[Website and app data records]
━━━━

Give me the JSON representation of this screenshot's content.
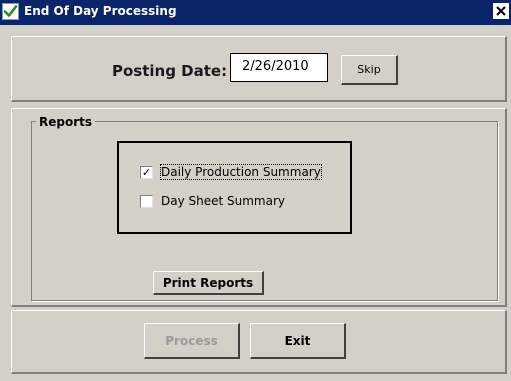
{
  "window": {
    "title": "End Of Day Processing",
    "title_checkbox_glyph": "✔",
    "close_glyph": "✕",
    "title_bar_color": "#0a246a",
    "background_color": "#d4d0c8"
  },
  "posting": {
    "label": "Posting Date:",
    "date_value": "2/26/2010",
    "skip_label": "Skip"
  },
  "reports": {
    "group_label": "Reports",
    "items": [
      {
        "label": "Daily Production Summary",
        "checked": true,
        "check_glyph": "✓"
      },
      {
        "label": "Day Sheet Summary",
        "checked": false,
        "check_glyph": ""
      }
    ],
    "print_label": "Print Reports"
  },
  "actions": {
    "process_label": "Process",
    "process_enabled": false,
    "exit_label": "Exit"
  },
  "icons": {
    "title_check": "checkbox-checked-icon",
    "close": "close-icon"
  }
}
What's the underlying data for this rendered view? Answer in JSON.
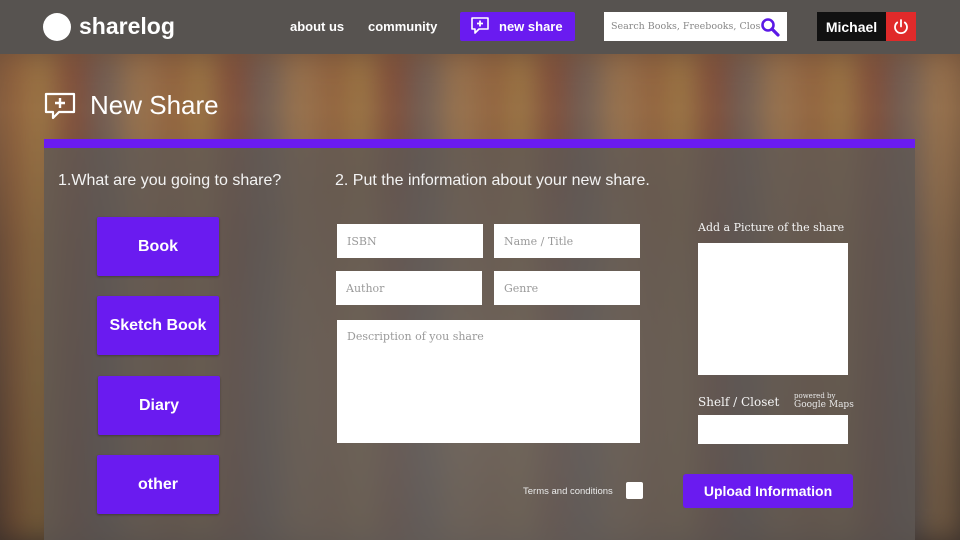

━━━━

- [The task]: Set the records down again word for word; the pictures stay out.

- [The completed task]:
Give me the JSON representation of this screenshot's content.
{
  "window": {
    "title": "End Of Day Processing",
    "title_checkbox_glyph": "✔",
    "close_glyph": "✕",
    "title_bar_color": "#0a246a",
    "background_color": "#d4d0c8"
  },
  "posting": {
    "label": "Posting Date:",
    "date_value": "2/26/2010",
    "skip_label": "Skip"
  },
  "reports": {
    "group_label": "Reports",
    "items": [
      {
        "label": "Daily Production Summary",
        "checked": true,
        "check_glyph": "✓"
      },
      {
        "label": "Day Sheet Summary",
        "checked": false,
        "check_glyph": ""
      }
    ],
    "print_label": "Print Reports"
  },
  "actions": {
    "process_label": "Process",
    "process_enabled": false,
    "exit_label": "Exit"
  },
  "icons": {
    "title_check": "checkbox-checked-icon",
    "close": "close-icon"
  }
}
What's the underlying data for this rendered view? Answer in JSON.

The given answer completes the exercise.